12. First Law of Thermodynamics
13. Second Law of Thermodynamics
14. Electric Charge, Force, and Energy
15. The Electric Field
16. DC Circuits
18. Electromagnetic Induction
19. Vibrational Motion
20. Mechanical Waves
21. Reflection and Refraction
22. Mirrors and Lenses
23. Wave Optics
24. Electromagnetic Waves
25. Special Relativity
26. Quantum Optics
27. Atomic Physics
28. Nuclear Physics
29. Particle Physics
Eugenia Etkina has a PhD in Physics Education from Moscow State Pedagogical University and has more than 30 years experience teaching physics. She currently teaches at Rutgers University, where she received the highest teaching award in 2010 and the New Jersey Distinguished Faculty award in 2012. Professor Etkina designed and now coordinates one of the largest programs in physics teacher preparation in the United States, conducts professional development for high school and university physics instructors, and participates in reforms to the undergraduate physics courses. In 1993 she developed a system in which students learn physics using processes that mirror scientific practice. That system serves as the basis for this textbook. Since 2000, Professors Etkina and Van Heuvelen have conducted over 60 workshops for physics instructors and co-authored The Physics Active Learning Guide (a companion edition to College Physics will be available from Pearson in January, 2013). Professor Etkina is a dedicated teacher and an active researcher who has published over 40 peer-refereed articles.

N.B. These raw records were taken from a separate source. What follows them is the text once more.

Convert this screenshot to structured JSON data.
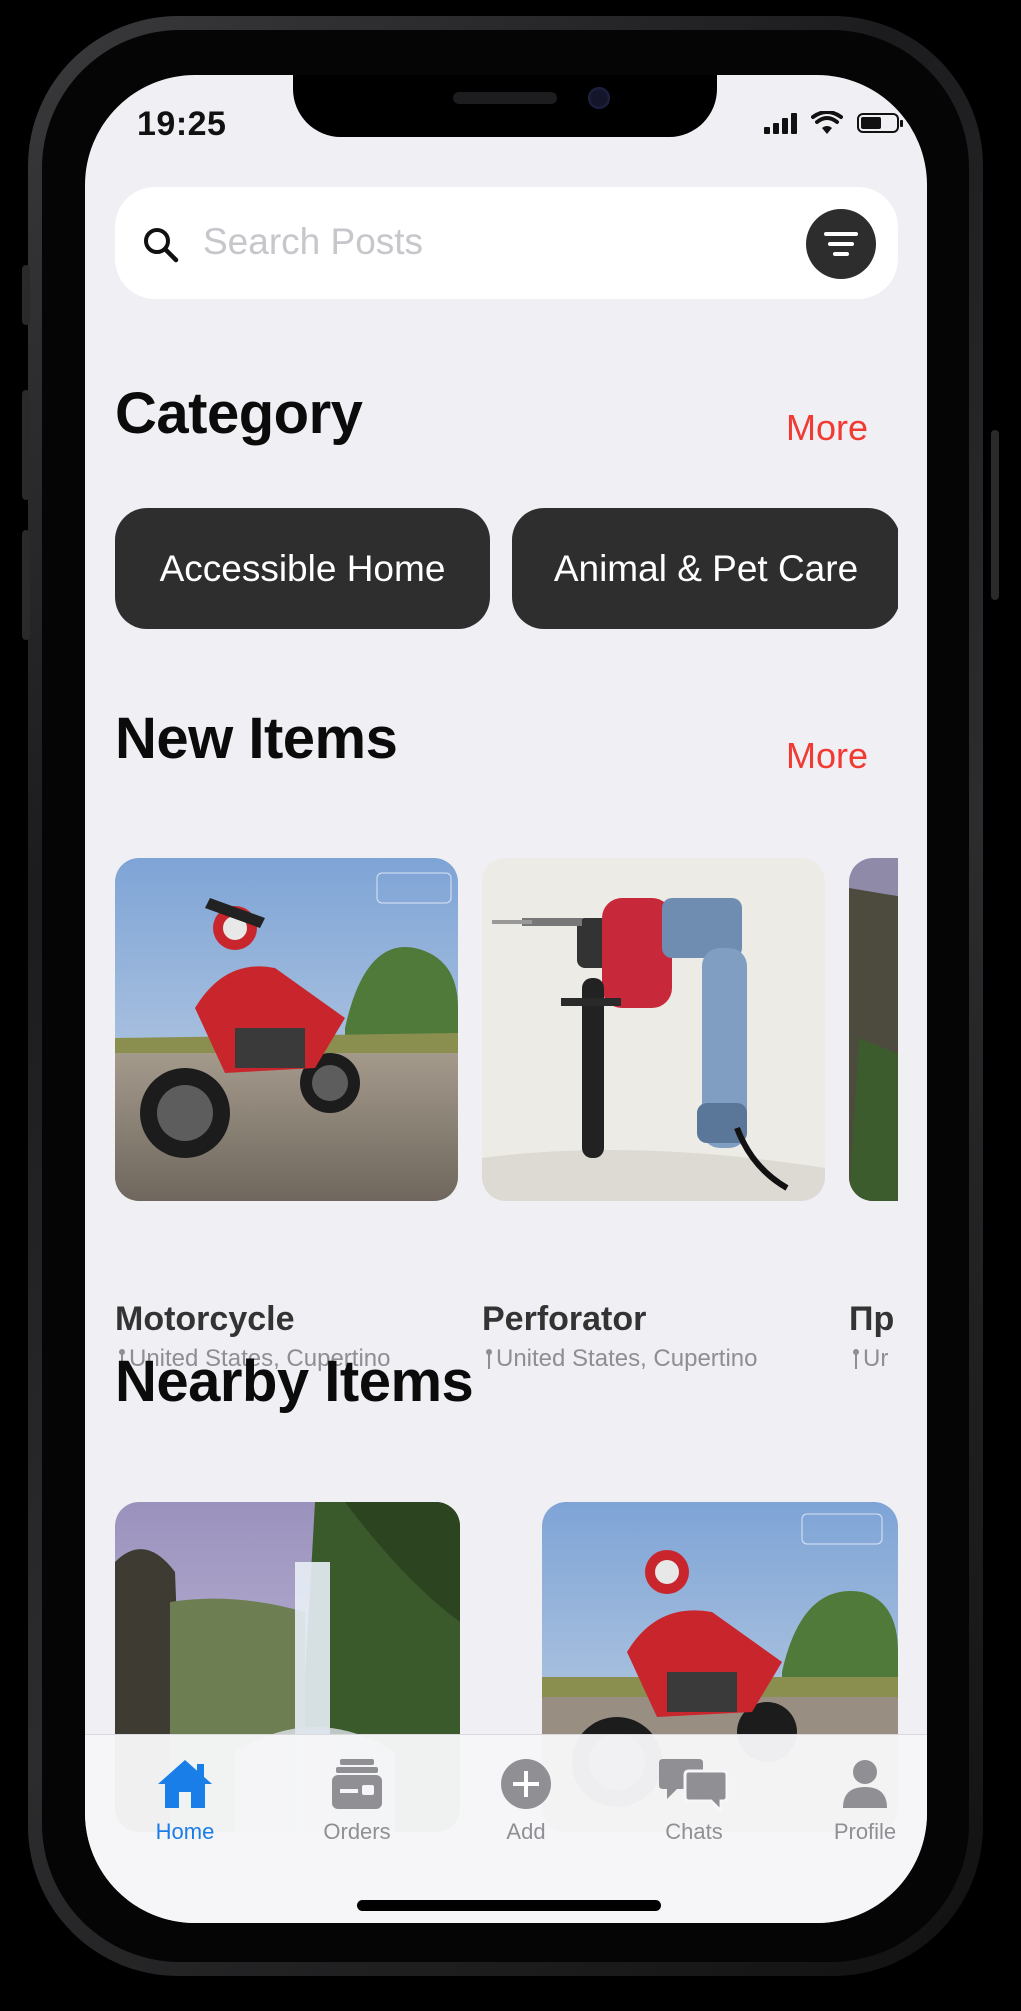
{
  "status_bar": {
    "time": "19:25",
    "battery_level": 0.6
  },
  "search": {
    "placeholder": "Search Posts"
  },
  "category": {
    "title": "Category",
    "more_label": "More",
    "chips": [
      "Accessible Home",
      "Animal & Pet Care"
    ]
  },
  "new_items": {
    "title": "New Items",
    "more_label": "More",
    "items": [
      {
        "title": "Motorcycle",
        "location": "United States, Cupertino"
      },
      {
        "title": "Perforator",
        "location": "United States, Cupertino"
      },
      {
        "title": "Пр",
        "location": "Ur"
      }
    ]
  },
  "nearby_items": {
    "title": "Nearby Items"
  },
  "tabbar": {
    "tabs": [
      {
        "label": "Home",
        "icon": "home-icon",
        "active": true
      },
      {
        "label": "Orders",
        "icon": "orders-icon"
      },
      {
        "label": "Add",
        "icon": "add-icon"
      },
      {
        "label": "Chats",
        "icon": "chats-icon"
      },
      {
        "label": "Profile",
        "icon": "profile-icon"
      }
    ]
  },
  "colors": {
    "accent": "#f03a32",
    "active_tab": "#1a7ee8",
    "chip_bg": "#2e2e2e",
    "background": "#efeff4"
  }
}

Michael Gentile is an Instructor of Physics at Rutgers University. He has a masters degree in physics from Rutgers University, where he studied under Eugenia Etkina and Alan Van Heuvelen, and has also completed postgraduate work in education, high energy physics, and cosmology. He has been inspiring undergraduates to learn and enjoy physics for more than 15 years. Since 2006 Professor Gentile has taught and coordinated a large-enrollment introductory physics course at Rutgers where the approach used in this book is fully implemented. He also assists in the mentoring of future physics teachers by using his course as a nurturing environment for their first teaching experiences. Since 2007 his physics course for the New Jersey Governor's School of Engineering and Technology has been highly popular and has brought the wonders of modern physics to more than 100 gifted high school students each summer.

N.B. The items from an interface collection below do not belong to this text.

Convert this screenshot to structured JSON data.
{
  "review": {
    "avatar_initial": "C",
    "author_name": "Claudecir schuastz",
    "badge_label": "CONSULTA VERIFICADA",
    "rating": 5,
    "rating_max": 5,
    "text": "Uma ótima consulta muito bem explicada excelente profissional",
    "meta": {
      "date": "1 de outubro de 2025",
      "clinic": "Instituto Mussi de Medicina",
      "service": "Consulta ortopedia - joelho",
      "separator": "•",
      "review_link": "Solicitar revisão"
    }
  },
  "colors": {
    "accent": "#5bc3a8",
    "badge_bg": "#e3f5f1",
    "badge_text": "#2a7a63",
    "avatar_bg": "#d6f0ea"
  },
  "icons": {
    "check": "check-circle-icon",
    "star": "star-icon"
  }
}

Alan Van Heuvelen holds a PhD in Physics from the University of Colorado. He has been a pioneer in Physics Education Research for several decades. He taught physics for 28 years at New Mexico State University where he developed active learning materials including the Active Learning Problem Sheets (the ALPS Kits) and the ActivPhysics multimedia product. Materials such as these have improved student achievement on standardized qualitative and problem-solving tests. In 1993 he joined Ohio State University to help develop a PER group. He moved to Rutgers University in 2000 and retired in 2008. For his contributions to national physics education reform, he won the 1999 AAPT Millikan Medal and was selected a fellow of the American Physical Society. Over the span of his career he has led over 100 workshops on physics education reform. In the last ten years, he has worked with Professor Etkina in the development of the Investigative Science Learning Environment (ISLE), which integrates the results of physics education research into a learning system that places considerable emphasis in helping students develop science process abilities while learning physics.